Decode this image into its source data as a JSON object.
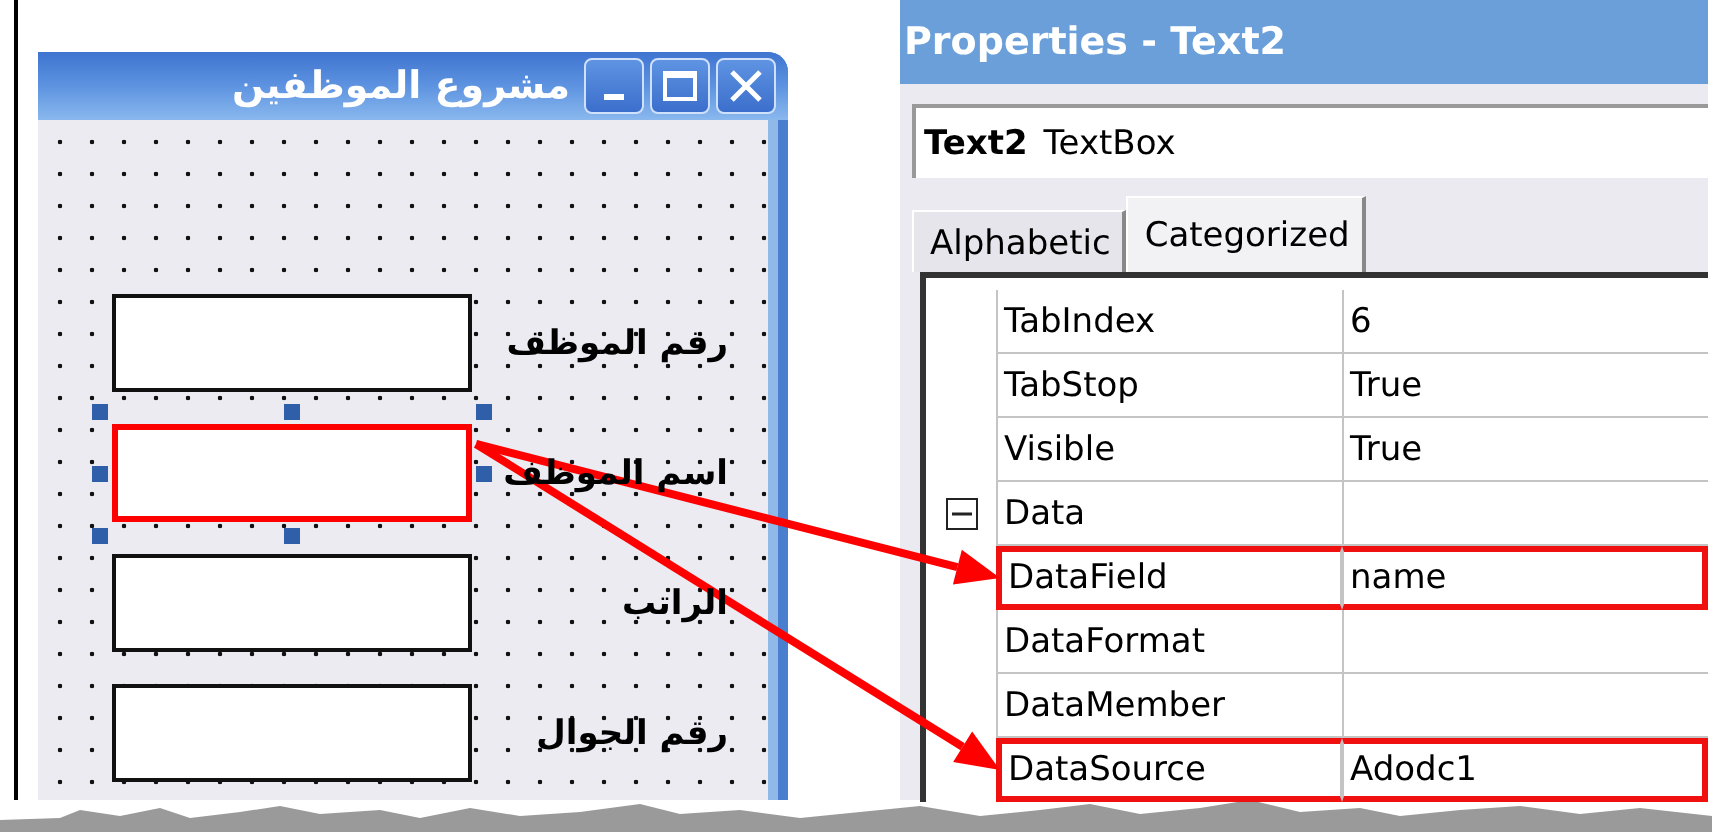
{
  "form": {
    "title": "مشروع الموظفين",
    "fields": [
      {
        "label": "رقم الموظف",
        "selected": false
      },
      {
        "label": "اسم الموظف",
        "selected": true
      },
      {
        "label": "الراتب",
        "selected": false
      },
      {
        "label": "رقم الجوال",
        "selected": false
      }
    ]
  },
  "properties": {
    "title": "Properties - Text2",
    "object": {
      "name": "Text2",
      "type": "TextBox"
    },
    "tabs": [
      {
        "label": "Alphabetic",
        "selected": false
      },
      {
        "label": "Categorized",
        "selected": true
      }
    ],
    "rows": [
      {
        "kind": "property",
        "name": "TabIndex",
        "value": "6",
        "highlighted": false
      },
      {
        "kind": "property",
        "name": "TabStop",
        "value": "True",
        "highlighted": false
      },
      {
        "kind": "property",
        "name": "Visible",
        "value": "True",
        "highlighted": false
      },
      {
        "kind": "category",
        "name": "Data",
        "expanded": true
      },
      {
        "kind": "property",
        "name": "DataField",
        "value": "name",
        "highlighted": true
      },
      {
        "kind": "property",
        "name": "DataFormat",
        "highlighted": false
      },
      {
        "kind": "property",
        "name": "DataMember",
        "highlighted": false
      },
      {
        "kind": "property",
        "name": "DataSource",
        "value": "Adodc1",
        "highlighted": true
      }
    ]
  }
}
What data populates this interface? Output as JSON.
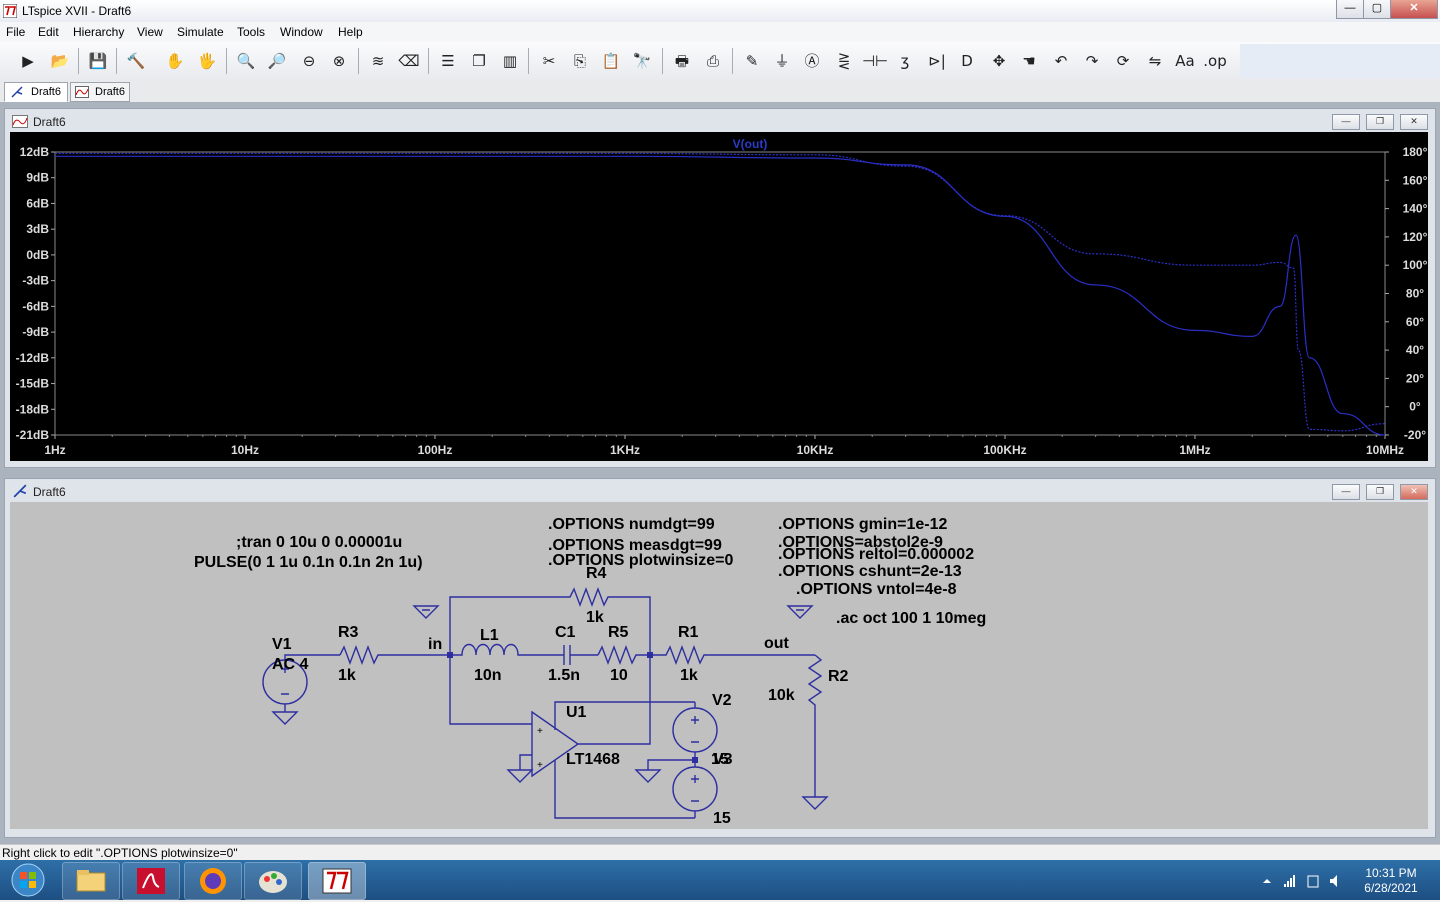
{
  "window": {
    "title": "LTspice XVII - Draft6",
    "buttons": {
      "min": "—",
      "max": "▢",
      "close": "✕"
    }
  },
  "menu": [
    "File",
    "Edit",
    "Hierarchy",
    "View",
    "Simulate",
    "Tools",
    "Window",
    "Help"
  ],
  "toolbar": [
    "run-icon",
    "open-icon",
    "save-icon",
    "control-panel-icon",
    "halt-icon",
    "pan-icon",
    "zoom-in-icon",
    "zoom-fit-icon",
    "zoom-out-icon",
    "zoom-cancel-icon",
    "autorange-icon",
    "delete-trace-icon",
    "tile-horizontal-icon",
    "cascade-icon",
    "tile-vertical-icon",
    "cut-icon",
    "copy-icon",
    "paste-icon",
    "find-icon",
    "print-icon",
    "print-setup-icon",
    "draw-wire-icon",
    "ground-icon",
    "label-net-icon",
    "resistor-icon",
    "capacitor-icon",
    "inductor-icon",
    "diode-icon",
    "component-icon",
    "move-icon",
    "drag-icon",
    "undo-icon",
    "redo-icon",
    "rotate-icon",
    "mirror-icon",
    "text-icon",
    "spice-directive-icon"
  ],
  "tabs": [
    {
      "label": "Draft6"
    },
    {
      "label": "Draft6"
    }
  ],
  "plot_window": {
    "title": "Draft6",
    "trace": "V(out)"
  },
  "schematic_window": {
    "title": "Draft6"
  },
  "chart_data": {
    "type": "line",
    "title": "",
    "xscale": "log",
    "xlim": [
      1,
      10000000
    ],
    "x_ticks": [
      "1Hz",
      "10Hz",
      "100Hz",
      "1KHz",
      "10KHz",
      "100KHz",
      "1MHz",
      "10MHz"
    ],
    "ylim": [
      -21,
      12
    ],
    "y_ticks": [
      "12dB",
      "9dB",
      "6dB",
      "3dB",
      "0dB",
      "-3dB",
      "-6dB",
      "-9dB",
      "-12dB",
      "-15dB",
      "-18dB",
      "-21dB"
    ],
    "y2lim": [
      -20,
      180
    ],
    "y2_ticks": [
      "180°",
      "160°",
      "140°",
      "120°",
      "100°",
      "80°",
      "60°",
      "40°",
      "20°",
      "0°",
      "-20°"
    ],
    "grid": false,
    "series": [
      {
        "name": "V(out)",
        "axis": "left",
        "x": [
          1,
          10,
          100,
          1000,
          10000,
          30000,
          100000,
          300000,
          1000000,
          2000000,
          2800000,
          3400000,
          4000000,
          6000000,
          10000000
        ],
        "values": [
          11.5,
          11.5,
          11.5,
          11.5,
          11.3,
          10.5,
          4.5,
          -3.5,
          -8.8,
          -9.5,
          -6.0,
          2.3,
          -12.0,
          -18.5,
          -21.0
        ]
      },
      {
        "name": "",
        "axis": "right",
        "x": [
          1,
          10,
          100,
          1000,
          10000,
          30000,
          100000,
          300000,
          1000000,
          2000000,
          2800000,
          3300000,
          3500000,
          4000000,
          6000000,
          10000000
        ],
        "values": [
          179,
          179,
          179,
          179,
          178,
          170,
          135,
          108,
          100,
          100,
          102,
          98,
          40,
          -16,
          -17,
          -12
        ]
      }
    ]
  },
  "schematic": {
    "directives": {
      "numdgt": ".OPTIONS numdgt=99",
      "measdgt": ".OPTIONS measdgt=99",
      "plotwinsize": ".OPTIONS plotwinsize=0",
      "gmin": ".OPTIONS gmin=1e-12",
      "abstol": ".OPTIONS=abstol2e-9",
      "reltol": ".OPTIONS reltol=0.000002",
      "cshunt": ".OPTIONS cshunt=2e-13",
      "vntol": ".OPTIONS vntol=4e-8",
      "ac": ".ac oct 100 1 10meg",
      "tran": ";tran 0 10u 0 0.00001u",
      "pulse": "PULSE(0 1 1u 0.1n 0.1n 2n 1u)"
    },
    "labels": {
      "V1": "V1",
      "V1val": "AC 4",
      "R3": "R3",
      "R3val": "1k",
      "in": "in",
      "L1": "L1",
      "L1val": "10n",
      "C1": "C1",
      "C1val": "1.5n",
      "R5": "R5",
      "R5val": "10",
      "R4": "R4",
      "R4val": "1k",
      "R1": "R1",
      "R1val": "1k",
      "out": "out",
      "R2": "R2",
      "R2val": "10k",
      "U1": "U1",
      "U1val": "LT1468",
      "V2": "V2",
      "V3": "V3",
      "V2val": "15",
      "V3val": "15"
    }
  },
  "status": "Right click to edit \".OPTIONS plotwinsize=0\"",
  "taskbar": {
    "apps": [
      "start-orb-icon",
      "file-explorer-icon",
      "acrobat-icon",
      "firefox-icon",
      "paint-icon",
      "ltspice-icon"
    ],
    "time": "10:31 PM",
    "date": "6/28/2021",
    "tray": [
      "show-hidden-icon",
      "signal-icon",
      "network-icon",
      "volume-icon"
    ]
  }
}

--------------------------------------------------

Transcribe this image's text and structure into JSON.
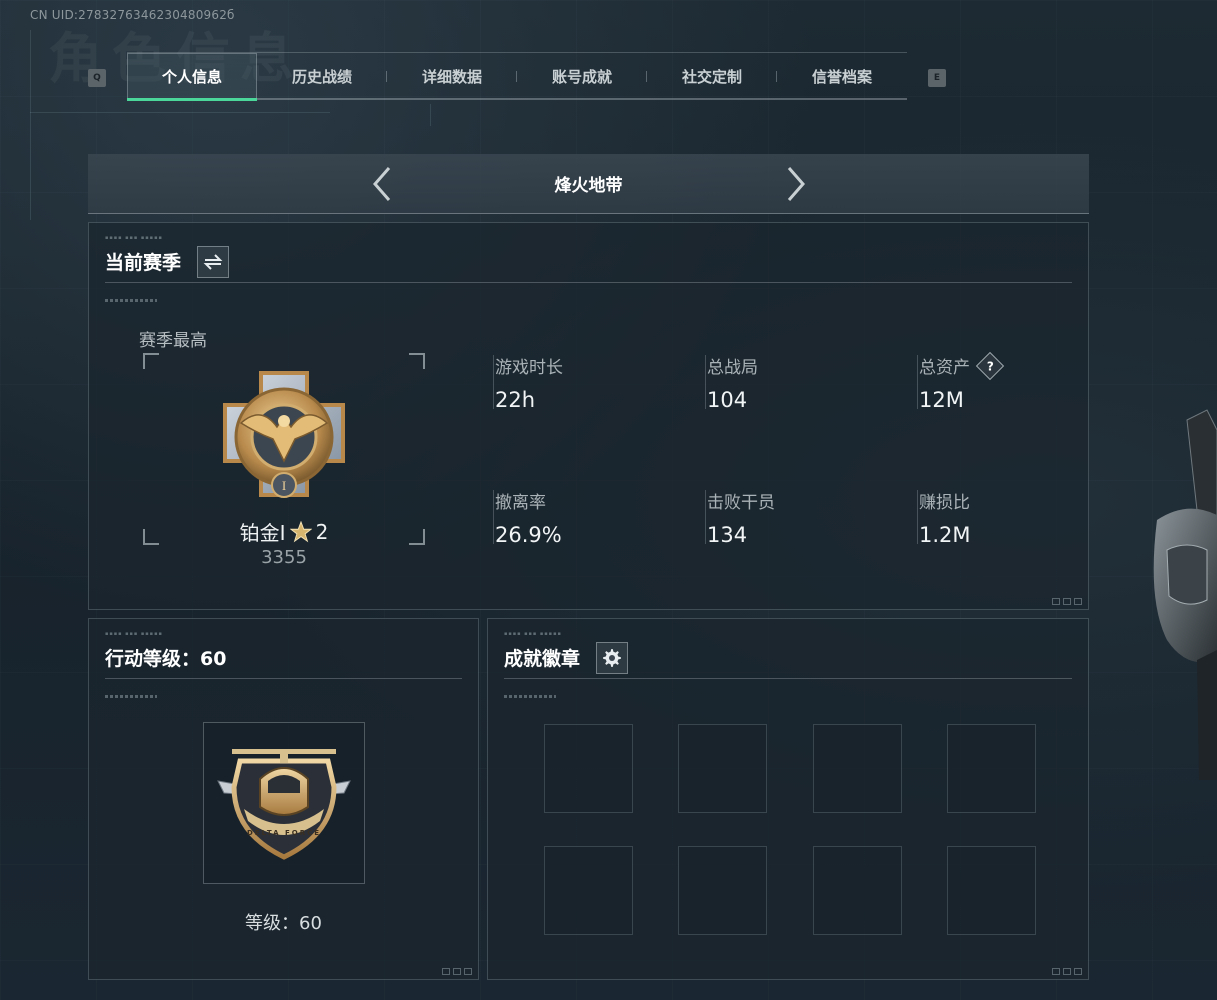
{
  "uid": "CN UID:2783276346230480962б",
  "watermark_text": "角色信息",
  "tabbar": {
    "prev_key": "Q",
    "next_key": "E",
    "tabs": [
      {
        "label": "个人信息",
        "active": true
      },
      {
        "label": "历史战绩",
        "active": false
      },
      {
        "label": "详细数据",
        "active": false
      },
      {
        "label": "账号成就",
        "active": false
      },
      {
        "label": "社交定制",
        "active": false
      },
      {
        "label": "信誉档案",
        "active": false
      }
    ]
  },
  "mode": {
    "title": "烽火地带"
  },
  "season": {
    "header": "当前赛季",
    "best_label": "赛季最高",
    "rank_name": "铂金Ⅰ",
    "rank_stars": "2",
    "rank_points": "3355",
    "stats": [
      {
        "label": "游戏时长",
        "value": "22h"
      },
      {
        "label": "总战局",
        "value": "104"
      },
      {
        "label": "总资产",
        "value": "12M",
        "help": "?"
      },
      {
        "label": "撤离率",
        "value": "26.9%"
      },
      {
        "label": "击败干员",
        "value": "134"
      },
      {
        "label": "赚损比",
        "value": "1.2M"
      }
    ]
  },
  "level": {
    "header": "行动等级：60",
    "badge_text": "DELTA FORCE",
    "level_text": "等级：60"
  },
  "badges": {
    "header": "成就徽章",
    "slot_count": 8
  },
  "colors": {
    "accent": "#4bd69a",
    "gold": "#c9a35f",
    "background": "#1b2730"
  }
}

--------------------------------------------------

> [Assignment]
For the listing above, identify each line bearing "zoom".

> [Result of this exercise]
    "zoom-in-icon",
    "zoom-fit-icon",
    "zoom-out-icon",
    "zoom-cancel-icon",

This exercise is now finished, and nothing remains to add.